A couple of weeks ago I had the pleasure of going to the DavidBowieIs experience with my friend at the Brooklyn Museum. It was interesting. Obviously, we know who David Bowie is and are familiar with his music, but the exhibit provided some more information that general audiences may not have been familiar with such as why he partnered with a particular designer, or his journals and creative processes. Overall, the exhibit was good, but it could have been better in several ways.
*Disclaimer I am writing this from both the perspective of an Arts and Cultural Management professional and a visitor. I’ll describe the exhibit as briefly as possible first.
Upon first entering the open orange space, visitors are presented with the rules. 1. Turn off your cell phone or put it on airplane mode because the exhibit uses Bluetooth. 2. No type of photography allowed. Once you get past the checkpoint, you are given a headset. There is no need to turn the headset on or fiddle with it unless you want to turn the volume up or down. As you move through the exhibit, you are met with clips of interviews from Bowie or full-length songs, and in some cases, music videos. Costumes, and renderings of album art and other drawings are displayed for everyone to see. There is an overview of Bowie’s life and childhood – a history of how Bowie became the person we know today. Visually, amazing and the musical accompaniment was a nice touch. The gift shop was nice too.
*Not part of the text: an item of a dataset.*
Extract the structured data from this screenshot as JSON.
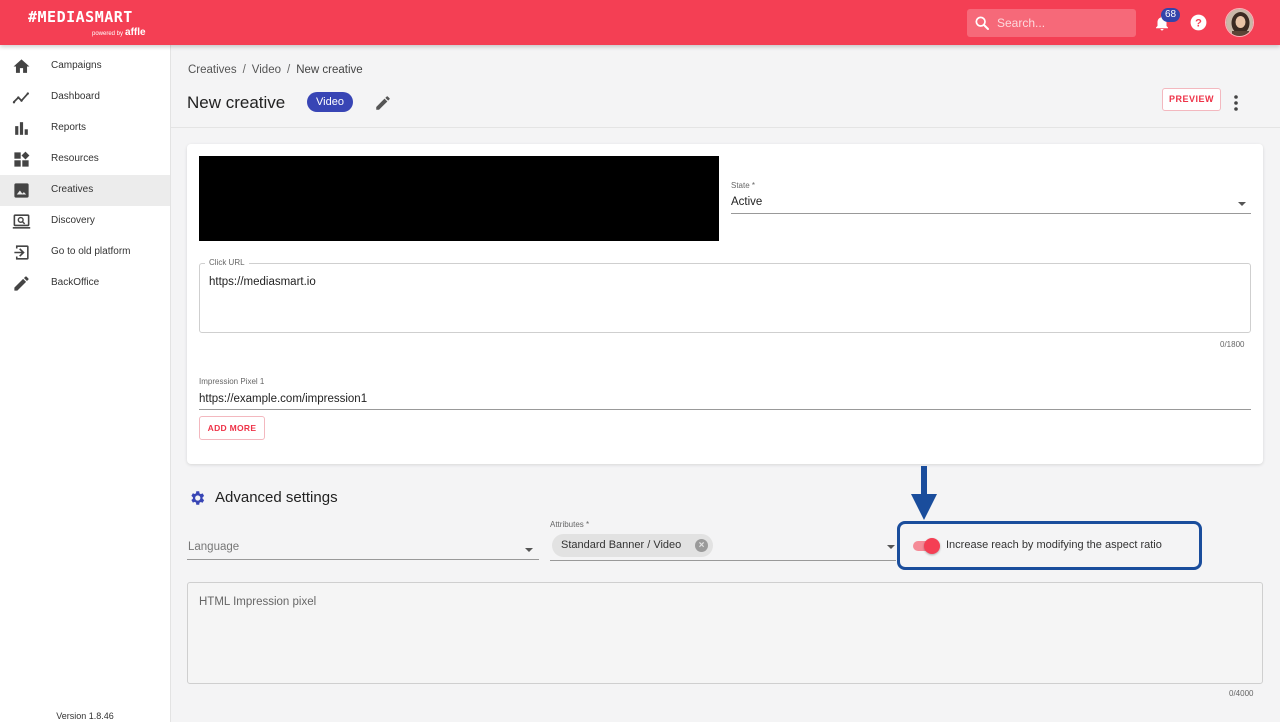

The problem with the exhibit is that it takes so long for people to move through and there is so much traffic that visitors aren’t able to see everything. The music goes in and out because visitors are forced to move from one area to another to make room for the incoming crowd. It took me and my friend almost three hours to see the entire exhibit. I should also mention that we got separated from each other because there were just so many people. The air was hot. I get that the point was for visitors to listen and watch but other than that, the exhibit wasn’t interactive and I feel that more value could have been added if it were. The no talking aspect of it also posed a risk, because when people did need to say, “Excuse me.” to get to their child or significant other, it was hard to hear them. Then there was an awkward exchange while both parties tried to take off their headphones just to say, “Excuse me.” or whatever. While this happened, there was usually a wave of new people entering the exhibit which just made for even more awkwardness
I really wanted to enjoy this experience, and I think there were some really good themes that could have been discussed among visitors or between visitors and staff, but unfortunately, that didn’t happen. I’ve seen museums and other pop-up exhibitions do this in the past when they have really special exhibitions. They let in 4 or 5 people every 2 or 5 minutes and it doesn’t help. It takes away from the experience EVERY TIME!This is what upset me about the Louis Vuitton exhibit, although; I will say they did a better job at the setup of that exhibit so the flow of traffic wasn’t so weird. ‘David Bowie Is’ required people to move around the outer walls of the rooms and maneuver their way to the center to view what was displayed there. *Cue more awkwardness and evil looks!
If you have time, you should definitely go see this exhibit. It really is worth visiting. Hopefully, the Brooklyn Museum has had time to figure out how to make it more enjoyable for everyone involved.